Busy 24 hours for Littlehampton RNLI
During last weekend both Littlehampton’s lifeboats were involved in three separate incidents.
At 12.13pm on Saturday 23 June, Littlehampton RNLI’s Atlantic D Class Ray of Hope lifeboat and volunteer crew launched in response to a call from the UK Coastguard to assist a fishing vessel with three people on board. The skipper had made a VHF radio call, reporting engine failure due to a flat battery, stating they were four miles south of Littlehampton Harbour. Weather conditions were good with a force four wind. At the scene the lifeboat crew rigged a tow line to the casualty in readiness for its return to the Littlehampton Marina, where it was safely moored at 1.20pm. The lifeboat returned to the station.
During Saturday afternoon a second call from the UK Coastguard was received requesting a search and tow operation for a fishing vessel, reported to be three miles south of Elmer that had broken down and was drifting on the tide without any power. The stations Atlantic 85 Renée Sherman and volunteer crew launched at 2.58pm and headed out to sea. The lifeboat crew were initially unable to locate the casualty. Following further VHF radio contact with the UK Coastguard a revised location of two miles south of Littlehampton and Middleton was given. The casualty with two male adults on board was subsequently located by the lifeboat crew and a tow line was rigged up. The casualty was towed back to Littlehampton Town Quay, where it was safely moored. The lifeboat returned to the station at 5.00pm.
At 3.00pm on Sunday 24 June, whilst on training exercise, the crew of the stations Atlantic 85 Renée Sherman were alerted by one of the two males onboard a speed boat that had apparently suffered engine failure and was unable to get back to its moorings and was drifting at the entrance to the harbour. The lifeboat towed the casualty back into Littlehampton Harbour and then returned to the station at 15.25pm, where it was made ready for service.
A RNLI spokesman said, “If you are planning to go sailing/motor boating, please always wear a lifejacket or buoyancy aid, ensure everyone onboard knows how to call for help, get appropriate training and check your engine and fuel before every trip”
RNLI media contacts
- Ray Pye, Littlehampton RNLI Volunteer Lifeboat Press Officer / 07854 074688, email email@example.com
- Paul Dunt, Regional Media Officer (South East) on 0207 6207426, 07785 296252, email firstname.lastname@example.org
- For enquiries outside normal business hours, contact the RNLI duty press officer on 01202 336789
Key facts about the RNLI
The Royal National Lifeboat Institution is the charity that saves lives at sea.

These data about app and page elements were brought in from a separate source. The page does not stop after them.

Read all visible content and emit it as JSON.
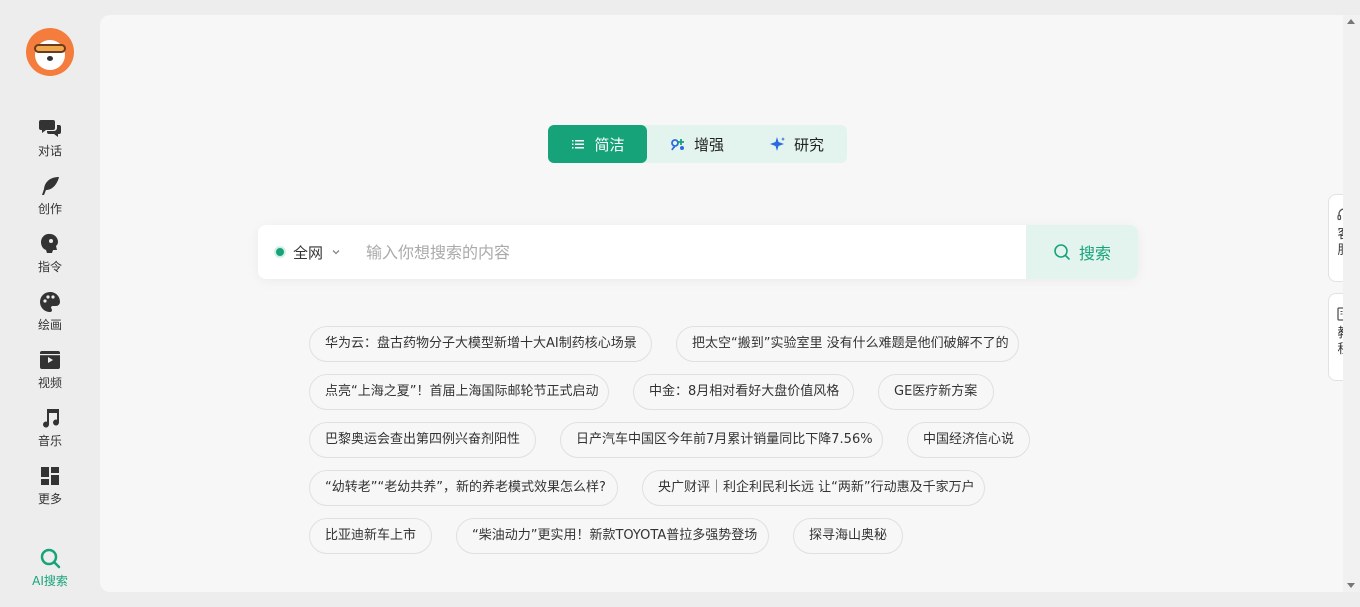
{
  "sidebar": {
    "items": [
      {
        "label": "对话",
        "icon": "chat-icon"
      },
      {
        "label": "创作",
        "icon": "feather-icon"
      },
      {
        "label": "指令",
        "icon": "command-icon"
      },
      {
        "label": "绘画",
        "icon": "palette-icon"
      },
      {
        "label": "视频",
        "icon": "video-icon"
      },
      {
        "label": "音乐",
        "icon": "music-icon"
      },
      {
        "label": "更多",
        "icon": "grid-icon"
      }
    ],
    "active_item": {
      "label": "AI搜索",
      "icon": "ai-search-icon"
    }
  },
  "modes": [
    {
      "label": "简洁",
      "icon": "list-icon"
    },
    {
      "label": "增强",
      "icon": "enhance-icon"
    },
    {
      "label": "研究",
      "icon": "sparkle-icon"
    }
  ],
  "search": {
    "scope": "全网",
    "placeholder": "输入你想搜索的内容",
    "button_label": "搜索"
  },
  "suggestions": [
    "华为云：盘古药物分子大模型新增十大AI制药核心场景",
    "把太空“搬到”实验室里 没有什么难题是他们破解不了的",
    "点亮“上海之夏”！首届上海国际邮轮节正式启动",
    "中金：8月相对看好大盘价值风格",
    "GE医疗新方案",
    "巴黎奥运会查出第四例兴奋剂阳性",
    "日产汽车中国区今年前7月累计销量同比下降7.56%",
    "中国经济信心说",
    "“幼转老”“老幼共养”，新的养老模式效果怎么样?",
    "央广财评｜利企利民利长远 让“两新”行动惠及千家万户",
    "比亚迪新车上市",
    "“柴油动力”更实用！新款TOYOTA普拉多强势登场",
    "探寻海山奥秘"
  ],
  "float_buttons": [
    {
      "label": "客服",
      "icon": "headset-icon"
    },
    {
      "label": "教程",
      "icon": "book-icon"
    }
  ],
  "colors": {
    "accent": "#17a37a",
    "accent_light": "#e3f4ef",
    "logo": "#f47c3c"
  }
}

Our volunteers provide a 24-hour search and rescue service in the United Kingdom and Ireland from 238 lifeboat stations, including four along the River Thames and inland lifeboat stations at Loch Ness, Lough Derg, Enniskillen and Lough Ree. Additionally the RNLI has more than 1,000 lifeguards on over 240 beaches around the UK and operates a specialist flood rescue team, which can respond anywhere across the UK and Ireland when inland flooding puts lives at risk.

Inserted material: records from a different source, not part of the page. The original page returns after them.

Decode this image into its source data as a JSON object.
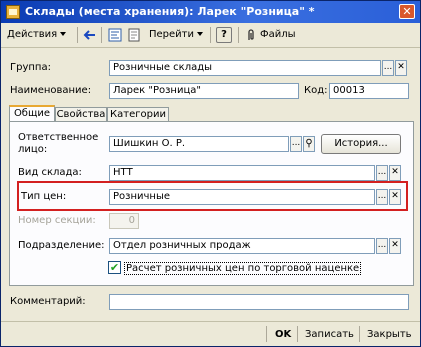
{
  "window": {
    "title": "Склады (места хранения): Ларек \"Розница\" *",
    "close_glyph": "✕"
  },
  "toolbar": {
    "actions_label": "Действия",
    "goto_label": "Перейти",
    "help_label": "?",
    "files_label": "Файлы"
  },
  "header": {
    "group_label": "Группа:",
    "group_value": "Розничные склады",
    "name_label": "Наименование:",
    "name_value": "Ларек \"Розница\"",
    "code_label": "Код:",
    "code_value": "00013"
  },
  "tabs": [
    {
      "label": "Общие"
    },
    {
      "label": "Свойства"
    },
    {
      "label": "Категории"
    }
  ],
  "general": {
    "responsible_label": "Ответственное лицо:",
    "responsible_value": "Шишкин О. Р.",
    "history_button": "История...",
    "warehouse_type_label": "Вид склада:",
    "warehouse_type_value": "НТТ",
    "price_type_label": "Тип цен:",
    "price_type_value": "Розничные",
    "section_label": "Номер секции:",
    "section_value": "0",
    "division_label": "Подразделение:",
    "division_value": "Отдел розничных продаж",
    "markup_checkbox_label": "Расчет розничных цен по торговой наценке",
    "markup_checked": true
  },
  "comment": {
    "label": "Комментарий:",
    "value": ""
  },
  "footer": {
    "ok_label": "OK",
    "save_label": "Записать",
    "close_label": "Закрыть"
  },
  "glyphs": {
    "select": "...",
    "clear": "✕",
    "search": "⚲",
    "check": "✔"
  },
  "colors": {
    "title_bar": "#0a3bb3",
    "highlight": "#d32020",
    "field_border": "#7f9db9",
    "tab_accent": "#e8a832"
  }
}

The RNLI relies on public donations and legacies to maintain its rescue service. As a charity it is separate from, but works alongside, government-controlled and funded coastguard services. Since the RNLI was founded in 1824 our lifeboat crews and lifeguards have saved at least 140,000 lives. Volunteers make up 95% of the charity, including 4,600 volunteer lifeboat crew members and 3,000 volunteer shore crew. Additionally, tens of thousands of other dedicated volunteers raise funds and awareness, give safety advice, and help in our museums, shops and offices.
Learn more about the RNLI
Contacting the RNLI - public enquiries
Members of the public may contact the RNLI on 0300 300 9990 or by email.
The RNLI is a charity registered in England and Wales (209603) and Scotland (SC037736). Charity number 20003326 in the Republic of Ireland